Eh the entire Borat joke about post soviet states is largely redundant ittl.

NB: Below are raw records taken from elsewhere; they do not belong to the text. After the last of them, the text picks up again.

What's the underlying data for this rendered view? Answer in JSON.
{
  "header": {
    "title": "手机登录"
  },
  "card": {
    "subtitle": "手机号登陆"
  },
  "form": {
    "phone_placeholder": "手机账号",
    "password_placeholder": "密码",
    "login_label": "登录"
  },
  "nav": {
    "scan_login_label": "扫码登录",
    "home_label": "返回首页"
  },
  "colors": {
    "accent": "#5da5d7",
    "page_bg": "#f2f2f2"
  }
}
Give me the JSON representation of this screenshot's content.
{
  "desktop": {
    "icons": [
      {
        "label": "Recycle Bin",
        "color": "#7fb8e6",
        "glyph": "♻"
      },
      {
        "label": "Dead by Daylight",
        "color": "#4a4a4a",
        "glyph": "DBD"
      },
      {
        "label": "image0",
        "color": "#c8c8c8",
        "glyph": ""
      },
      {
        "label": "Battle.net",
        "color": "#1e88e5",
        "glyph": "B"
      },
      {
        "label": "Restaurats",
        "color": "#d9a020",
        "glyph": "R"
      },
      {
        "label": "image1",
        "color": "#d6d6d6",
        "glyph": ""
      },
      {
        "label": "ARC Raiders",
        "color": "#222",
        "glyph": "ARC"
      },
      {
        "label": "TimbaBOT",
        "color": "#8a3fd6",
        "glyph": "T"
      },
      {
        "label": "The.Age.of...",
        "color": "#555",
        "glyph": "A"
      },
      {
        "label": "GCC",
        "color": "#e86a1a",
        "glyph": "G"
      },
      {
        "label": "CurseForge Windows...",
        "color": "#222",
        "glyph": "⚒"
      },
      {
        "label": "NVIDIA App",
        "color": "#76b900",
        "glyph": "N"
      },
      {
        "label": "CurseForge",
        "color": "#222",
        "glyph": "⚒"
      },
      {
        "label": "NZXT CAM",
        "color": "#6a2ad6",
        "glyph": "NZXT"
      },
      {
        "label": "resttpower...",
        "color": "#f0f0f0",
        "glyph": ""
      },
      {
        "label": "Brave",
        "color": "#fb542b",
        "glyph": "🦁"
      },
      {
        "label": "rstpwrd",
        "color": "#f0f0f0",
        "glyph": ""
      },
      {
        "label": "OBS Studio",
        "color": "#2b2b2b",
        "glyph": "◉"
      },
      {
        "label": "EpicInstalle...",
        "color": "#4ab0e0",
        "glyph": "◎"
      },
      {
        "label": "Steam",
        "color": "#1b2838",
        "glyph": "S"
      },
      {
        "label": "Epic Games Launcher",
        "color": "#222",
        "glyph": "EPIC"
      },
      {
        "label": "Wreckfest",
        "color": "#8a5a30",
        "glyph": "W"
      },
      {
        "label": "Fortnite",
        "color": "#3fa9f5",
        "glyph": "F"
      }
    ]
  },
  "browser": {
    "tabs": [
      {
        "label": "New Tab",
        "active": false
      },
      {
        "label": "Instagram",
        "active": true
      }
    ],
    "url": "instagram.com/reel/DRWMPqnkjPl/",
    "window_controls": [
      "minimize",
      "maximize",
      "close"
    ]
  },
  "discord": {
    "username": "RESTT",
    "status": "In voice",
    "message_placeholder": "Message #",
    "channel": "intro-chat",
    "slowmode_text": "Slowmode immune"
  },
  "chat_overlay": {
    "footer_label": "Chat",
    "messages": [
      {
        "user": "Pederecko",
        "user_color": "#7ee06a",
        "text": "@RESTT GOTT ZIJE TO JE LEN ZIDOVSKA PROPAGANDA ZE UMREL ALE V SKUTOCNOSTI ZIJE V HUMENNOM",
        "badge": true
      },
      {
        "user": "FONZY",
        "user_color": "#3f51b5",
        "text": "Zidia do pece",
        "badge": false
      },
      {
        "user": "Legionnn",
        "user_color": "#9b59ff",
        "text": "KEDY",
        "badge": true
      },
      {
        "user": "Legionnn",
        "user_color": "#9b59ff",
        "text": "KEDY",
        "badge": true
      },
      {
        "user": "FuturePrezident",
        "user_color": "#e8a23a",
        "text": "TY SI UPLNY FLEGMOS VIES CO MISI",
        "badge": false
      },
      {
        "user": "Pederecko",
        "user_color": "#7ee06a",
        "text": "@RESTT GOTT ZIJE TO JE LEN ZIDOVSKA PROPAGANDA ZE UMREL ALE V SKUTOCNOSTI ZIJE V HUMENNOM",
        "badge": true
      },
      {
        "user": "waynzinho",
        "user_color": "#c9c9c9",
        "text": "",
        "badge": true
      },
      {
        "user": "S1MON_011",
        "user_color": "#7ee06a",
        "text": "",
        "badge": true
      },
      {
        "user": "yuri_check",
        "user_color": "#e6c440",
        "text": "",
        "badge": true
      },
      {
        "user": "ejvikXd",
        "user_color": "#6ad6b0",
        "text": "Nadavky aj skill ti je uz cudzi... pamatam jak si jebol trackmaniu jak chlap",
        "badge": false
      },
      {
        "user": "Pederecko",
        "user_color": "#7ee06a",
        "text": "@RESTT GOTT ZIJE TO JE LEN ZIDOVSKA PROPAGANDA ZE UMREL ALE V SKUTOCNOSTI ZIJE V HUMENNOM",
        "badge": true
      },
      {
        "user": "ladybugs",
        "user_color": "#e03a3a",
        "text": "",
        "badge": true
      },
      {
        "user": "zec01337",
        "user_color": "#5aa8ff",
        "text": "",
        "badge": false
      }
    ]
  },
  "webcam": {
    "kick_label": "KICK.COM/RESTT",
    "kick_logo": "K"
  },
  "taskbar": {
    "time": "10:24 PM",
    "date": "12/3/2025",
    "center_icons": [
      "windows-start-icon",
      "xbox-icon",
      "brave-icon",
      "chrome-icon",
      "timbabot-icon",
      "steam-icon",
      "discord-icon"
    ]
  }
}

Much of the French interest in persuing European integration had been to boost its economy and to keep itself surrounded in Europe with friendly powers, so that France could project power abroad and remain, if not a superpower, then at least a nation of sufficient weight that it must be respected. Leaving the EU means possibly putting a bullet in the head of decades of entanglement between its economy and the economies of its neighbours, as well as taking itself off of the scales that are currently balanced between the pro-Russia and anti-Russia factions of Europe. If France is stuck trying to work out how its economy and international trade is supposed to function, and within the EU it's Germany, Britain, and Italy pushing for greater collaboration with Russia with the only voices of resistance being a bunch of poor post-Communist newbies, then it is really difficult to see how France's geopolitical position is improved over where it is now, where already Russia has displayed the leverage to crowbar France's neo-empire in Africa away from it. And yes, Brexit was also a clearly idiotic move that still happened anyway, but it should be clear that the situation is not so comparable to Britain IOTL. Our EU at least is fairly united on its position regarding Russia, the only main difference is how intense that suspicion and disapproval is, France would have to know where the consensus in the EU will shift without them supplying the No. 2 voice. Also, France was occupied in the Second World War, it fully knows, culturally as well as politically, how badly things can go for itself if it cocks up its geopolitical strategy, a French President in David Cameron's position wouldn't think to run France through such risks, probably even if they knew it would cost them the election. Better to have won and then crushingly lose after one term, than to earn two terms and use them to force France to give up much of the international influence it has.I think the chance of Frexit is quite likely in the near future